Report every line of the records below that contains the word "payments".

[Records provided]

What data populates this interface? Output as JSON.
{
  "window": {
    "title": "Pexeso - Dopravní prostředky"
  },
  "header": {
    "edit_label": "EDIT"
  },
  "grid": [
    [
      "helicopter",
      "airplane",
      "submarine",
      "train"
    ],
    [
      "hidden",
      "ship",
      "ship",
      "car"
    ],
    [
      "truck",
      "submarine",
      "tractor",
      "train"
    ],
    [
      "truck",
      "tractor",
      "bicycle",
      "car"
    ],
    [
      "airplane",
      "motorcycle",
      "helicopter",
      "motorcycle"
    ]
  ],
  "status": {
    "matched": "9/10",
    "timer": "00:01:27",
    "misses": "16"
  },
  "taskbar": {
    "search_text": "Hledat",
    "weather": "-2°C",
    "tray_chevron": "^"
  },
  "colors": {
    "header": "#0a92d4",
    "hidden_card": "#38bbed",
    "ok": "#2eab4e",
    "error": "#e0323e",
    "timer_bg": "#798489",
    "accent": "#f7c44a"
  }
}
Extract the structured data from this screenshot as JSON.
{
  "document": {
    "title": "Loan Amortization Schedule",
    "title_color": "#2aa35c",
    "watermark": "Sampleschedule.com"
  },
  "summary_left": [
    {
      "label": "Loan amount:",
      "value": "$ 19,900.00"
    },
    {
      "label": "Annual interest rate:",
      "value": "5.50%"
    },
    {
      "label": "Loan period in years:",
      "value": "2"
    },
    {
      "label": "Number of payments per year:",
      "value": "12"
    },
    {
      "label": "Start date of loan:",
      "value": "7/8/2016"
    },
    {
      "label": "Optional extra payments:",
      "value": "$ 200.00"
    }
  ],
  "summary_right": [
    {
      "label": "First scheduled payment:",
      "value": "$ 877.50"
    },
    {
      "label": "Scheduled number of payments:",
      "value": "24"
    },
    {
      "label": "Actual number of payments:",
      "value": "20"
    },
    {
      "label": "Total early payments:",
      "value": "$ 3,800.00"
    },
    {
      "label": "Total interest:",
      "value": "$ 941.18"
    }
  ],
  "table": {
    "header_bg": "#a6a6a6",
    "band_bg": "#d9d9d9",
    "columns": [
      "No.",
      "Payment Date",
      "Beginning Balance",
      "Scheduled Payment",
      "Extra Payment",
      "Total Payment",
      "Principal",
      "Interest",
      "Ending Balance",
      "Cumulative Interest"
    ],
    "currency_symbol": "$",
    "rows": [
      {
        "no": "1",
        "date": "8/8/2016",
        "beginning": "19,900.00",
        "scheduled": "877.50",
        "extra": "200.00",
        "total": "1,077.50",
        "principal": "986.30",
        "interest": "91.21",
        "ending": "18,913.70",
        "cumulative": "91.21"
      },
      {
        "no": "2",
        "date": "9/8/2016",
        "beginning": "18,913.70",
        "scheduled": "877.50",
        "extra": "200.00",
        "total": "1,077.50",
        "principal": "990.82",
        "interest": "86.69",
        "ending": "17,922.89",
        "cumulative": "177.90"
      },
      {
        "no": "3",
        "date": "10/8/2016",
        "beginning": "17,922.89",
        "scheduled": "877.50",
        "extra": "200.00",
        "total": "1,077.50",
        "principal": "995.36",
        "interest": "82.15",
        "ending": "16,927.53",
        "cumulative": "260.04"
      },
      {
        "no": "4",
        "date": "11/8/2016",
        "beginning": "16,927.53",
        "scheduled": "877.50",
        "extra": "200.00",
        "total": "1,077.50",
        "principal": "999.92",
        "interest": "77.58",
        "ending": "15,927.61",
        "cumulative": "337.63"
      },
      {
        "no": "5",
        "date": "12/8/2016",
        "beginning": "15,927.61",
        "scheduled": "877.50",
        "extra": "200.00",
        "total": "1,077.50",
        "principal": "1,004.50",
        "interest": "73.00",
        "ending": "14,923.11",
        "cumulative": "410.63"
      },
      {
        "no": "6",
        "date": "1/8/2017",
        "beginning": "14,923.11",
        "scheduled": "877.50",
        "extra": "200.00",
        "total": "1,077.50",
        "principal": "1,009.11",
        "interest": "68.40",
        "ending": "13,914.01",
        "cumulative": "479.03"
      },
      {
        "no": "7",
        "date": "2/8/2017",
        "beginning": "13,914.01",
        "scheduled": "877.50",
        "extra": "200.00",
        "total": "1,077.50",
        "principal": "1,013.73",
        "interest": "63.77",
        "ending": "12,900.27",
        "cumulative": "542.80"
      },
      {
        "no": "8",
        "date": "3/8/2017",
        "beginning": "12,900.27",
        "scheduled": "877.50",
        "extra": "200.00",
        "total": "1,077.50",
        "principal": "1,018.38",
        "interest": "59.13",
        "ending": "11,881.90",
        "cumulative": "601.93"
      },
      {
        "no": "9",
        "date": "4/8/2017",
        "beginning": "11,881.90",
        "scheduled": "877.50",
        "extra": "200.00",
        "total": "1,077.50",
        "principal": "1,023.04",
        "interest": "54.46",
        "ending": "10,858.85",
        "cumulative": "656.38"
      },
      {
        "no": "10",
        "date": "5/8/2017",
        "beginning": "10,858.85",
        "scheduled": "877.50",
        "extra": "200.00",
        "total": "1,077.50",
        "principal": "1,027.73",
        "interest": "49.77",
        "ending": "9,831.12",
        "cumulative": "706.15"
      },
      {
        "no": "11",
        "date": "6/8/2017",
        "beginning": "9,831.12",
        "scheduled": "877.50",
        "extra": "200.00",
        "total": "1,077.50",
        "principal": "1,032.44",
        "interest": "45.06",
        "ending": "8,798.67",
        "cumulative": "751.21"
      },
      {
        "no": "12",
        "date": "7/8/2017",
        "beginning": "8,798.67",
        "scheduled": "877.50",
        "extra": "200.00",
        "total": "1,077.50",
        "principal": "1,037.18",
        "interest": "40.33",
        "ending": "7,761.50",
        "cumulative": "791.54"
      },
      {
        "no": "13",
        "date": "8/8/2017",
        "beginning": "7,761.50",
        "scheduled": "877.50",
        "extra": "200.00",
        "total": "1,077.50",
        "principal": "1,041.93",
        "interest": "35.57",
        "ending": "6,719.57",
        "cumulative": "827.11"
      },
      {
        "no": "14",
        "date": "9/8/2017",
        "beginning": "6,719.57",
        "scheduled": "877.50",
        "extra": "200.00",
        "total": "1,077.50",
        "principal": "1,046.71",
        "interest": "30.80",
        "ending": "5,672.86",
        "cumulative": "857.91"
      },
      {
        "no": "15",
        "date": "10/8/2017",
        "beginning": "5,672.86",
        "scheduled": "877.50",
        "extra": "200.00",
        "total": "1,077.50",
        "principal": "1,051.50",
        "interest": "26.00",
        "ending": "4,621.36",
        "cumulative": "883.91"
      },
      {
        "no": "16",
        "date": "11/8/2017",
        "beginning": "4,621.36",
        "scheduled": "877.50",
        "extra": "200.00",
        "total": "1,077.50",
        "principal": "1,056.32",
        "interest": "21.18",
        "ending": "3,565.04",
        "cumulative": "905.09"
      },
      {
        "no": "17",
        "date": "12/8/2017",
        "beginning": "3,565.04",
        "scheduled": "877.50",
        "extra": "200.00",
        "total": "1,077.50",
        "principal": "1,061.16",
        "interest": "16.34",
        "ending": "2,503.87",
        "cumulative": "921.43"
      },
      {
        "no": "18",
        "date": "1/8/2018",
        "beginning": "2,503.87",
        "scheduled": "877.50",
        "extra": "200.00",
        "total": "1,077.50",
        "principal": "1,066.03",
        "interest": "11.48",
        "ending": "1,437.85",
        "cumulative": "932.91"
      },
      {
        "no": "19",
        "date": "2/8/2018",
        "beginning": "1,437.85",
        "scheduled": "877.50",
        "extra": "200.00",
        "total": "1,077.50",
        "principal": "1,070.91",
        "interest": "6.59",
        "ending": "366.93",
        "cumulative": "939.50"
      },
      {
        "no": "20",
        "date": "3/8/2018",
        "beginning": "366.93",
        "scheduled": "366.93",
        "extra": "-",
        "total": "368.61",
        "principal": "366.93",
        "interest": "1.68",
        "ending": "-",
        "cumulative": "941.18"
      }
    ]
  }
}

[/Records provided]

**Your response:**
      "label": "Number of payments per year:",
      "label": "Optional extra payments:",
      "label": "Scheduled number of payments:",
      "label": "Actual number of payments:",
      "label": "Total early payments:",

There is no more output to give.